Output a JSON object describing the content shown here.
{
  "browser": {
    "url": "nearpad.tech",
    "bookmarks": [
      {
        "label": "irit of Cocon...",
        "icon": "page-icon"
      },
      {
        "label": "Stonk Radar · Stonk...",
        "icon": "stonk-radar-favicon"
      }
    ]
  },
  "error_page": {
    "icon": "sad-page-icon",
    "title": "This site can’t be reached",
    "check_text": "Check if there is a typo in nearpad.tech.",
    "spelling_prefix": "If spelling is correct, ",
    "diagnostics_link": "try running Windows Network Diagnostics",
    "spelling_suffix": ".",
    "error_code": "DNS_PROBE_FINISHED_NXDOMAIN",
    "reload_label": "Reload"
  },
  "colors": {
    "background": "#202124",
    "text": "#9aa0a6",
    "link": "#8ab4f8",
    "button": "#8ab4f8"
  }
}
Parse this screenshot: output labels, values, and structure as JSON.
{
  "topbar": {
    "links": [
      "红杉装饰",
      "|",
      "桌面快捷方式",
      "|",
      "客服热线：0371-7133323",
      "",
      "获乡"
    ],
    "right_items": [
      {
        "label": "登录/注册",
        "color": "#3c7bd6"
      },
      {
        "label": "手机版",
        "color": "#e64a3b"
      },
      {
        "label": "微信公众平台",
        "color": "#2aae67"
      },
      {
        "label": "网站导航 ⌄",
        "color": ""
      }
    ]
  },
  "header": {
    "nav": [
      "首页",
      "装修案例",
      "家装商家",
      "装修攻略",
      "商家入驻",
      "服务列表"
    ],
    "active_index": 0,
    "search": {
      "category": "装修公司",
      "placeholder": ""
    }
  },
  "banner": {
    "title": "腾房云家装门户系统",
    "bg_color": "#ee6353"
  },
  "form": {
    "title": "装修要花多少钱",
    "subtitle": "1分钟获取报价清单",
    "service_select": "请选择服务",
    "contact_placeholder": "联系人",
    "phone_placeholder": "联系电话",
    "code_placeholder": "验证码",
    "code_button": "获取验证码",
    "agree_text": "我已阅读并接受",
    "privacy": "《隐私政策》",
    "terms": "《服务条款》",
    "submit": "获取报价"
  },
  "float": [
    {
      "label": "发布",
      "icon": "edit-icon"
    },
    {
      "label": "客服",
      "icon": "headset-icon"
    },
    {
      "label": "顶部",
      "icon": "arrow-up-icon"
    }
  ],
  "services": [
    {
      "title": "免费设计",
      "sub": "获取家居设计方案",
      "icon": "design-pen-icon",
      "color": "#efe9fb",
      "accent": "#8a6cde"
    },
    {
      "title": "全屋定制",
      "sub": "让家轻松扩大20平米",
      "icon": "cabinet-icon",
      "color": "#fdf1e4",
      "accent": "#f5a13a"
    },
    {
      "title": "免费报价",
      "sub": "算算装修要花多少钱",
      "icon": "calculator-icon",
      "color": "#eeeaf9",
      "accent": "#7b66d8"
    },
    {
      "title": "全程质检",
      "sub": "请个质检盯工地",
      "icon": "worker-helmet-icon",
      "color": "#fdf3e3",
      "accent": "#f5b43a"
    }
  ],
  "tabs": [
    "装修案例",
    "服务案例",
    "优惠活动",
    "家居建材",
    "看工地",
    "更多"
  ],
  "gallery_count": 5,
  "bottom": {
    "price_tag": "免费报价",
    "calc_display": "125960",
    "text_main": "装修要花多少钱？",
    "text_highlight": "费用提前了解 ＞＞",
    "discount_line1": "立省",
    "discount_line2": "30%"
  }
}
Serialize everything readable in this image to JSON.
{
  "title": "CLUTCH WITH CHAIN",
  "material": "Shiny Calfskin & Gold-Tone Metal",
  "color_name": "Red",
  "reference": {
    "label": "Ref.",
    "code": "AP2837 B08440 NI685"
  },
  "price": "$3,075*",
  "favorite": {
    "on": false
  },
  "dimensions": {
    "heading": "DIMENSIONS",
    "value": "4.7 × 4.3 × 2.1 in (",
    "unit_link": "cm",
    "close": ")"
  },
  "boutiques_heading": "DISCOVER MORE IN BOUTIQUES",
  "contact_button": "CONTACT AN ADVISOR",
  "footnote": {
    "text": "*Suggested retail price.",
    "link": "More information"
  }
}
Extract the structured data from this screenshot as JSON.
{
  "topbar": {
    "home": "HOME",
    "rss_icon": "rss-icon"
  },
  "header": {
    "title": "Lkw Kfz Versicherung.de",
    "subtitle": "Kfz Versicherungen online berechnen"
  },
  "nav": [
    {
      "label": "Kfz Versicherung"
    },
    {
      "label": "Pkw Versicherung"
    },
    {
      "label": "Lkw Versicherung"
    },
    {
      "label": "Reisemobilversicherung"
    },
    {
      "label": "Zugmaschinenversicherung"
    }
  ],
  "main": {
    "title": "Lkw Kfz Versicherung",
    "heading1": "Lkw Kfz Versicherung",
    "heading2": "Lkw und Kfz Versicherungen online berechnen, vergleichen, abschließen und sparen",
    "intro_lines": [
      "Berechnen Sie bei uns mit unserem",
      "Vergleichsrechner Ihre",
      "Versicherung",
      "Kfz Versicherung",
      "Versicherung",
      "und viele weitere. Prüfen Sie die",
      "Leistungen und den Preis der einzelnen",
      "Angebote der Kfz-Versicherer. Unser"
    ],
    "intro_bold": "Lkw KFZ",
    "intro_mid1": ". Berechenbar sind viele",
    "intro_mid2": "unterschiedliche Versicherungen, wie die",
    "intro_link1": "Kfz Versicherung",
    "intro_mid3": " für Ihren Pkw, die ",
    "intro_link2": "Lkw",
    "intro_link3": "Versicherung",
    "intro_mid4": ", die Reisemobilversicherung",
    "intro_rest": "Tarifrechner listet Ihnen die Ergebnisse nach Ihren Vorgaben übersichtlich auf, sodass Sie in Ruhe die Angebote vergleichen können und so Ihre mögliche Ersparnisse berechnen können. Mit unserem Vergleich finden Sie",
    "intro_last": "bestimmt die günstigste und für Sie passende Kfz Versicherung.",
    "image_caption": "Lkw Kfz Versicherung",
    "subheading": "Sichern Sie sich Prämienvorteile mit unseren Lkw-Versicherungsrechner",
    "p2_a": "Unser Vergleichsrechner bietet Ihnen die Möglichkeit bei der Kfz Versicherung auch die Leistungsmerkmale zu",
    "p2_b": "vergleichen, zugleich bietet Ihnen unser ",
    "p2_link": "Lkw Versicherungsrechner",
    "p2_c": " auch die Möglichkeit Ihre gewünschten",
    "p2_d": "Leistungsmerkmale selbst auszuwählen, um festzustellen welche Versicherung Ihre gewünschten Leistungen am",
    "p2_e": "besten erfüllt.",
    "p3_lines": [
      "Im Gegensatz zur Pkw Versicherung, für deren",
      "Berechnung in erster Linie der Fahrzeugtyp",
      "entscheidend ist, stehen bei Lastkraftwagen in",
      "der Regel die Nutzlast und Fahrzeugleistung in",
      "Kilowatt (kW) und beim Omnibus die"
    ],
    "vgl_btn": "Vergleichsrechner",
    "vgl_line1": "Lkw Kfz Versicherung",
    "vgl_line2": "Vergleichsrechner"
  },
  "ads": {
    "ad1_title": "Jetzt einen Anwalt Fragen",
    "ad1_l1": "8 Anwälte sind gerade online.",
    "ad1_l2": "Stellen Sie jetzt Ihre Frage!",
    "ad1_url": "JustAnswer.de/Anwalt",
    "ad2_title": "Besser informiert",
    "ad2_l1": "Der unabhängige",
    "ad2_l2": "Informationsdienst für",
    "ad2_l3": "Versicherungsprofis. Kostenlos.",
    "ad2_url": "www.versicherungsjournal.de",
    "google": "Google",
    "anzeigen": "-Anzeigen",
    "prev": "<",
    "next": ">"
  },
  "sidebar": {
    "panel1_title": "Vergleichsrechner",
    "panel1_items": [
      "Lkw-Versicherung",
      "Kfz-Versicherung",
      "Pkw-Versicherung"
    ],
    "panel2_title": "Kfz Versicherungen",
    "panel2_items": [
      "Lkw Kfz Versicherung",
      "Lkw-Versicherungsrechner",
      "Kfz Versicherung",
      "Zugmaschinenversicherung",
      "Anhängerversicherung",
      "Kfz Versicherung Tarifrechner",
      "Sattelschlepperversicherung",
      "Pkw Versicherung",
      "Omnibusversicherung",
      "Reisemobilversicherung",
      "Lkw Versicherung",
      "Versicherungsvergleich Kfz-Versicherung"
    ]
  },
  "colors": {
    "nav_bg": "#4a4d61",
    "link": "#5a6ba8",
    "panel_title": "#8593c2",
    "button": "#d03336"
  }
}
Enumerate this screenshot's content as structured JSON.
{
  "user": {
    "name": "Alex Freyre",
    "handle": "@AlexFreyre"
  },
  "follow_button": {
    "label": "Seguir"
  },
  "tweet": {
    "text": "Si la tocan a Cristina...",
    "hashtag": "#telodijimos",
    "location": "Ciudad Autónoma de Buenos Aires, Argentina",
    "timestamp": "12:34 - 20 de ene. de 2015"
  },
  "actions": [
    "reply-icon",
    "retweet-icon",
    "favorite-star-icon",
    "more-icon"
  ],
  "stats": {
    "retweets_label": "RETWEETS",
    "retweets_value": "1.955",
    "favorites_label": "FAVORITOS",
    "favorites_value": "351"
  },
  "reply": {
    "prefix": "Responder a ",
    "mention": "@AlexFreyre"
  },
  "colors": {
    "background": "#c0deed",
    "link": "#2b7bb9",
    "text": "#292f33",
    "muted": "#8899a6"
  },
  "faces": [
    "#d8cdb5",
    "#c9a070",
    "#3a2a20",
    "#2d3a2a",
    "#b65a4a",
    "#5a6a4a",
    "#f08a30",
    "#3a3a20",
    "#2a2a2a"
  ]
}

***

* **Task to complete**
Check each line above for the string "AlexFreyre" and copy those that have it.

* **Output of the task**
    "handle": "@AlexFreyre"
    "mention": "@AlexFreyre"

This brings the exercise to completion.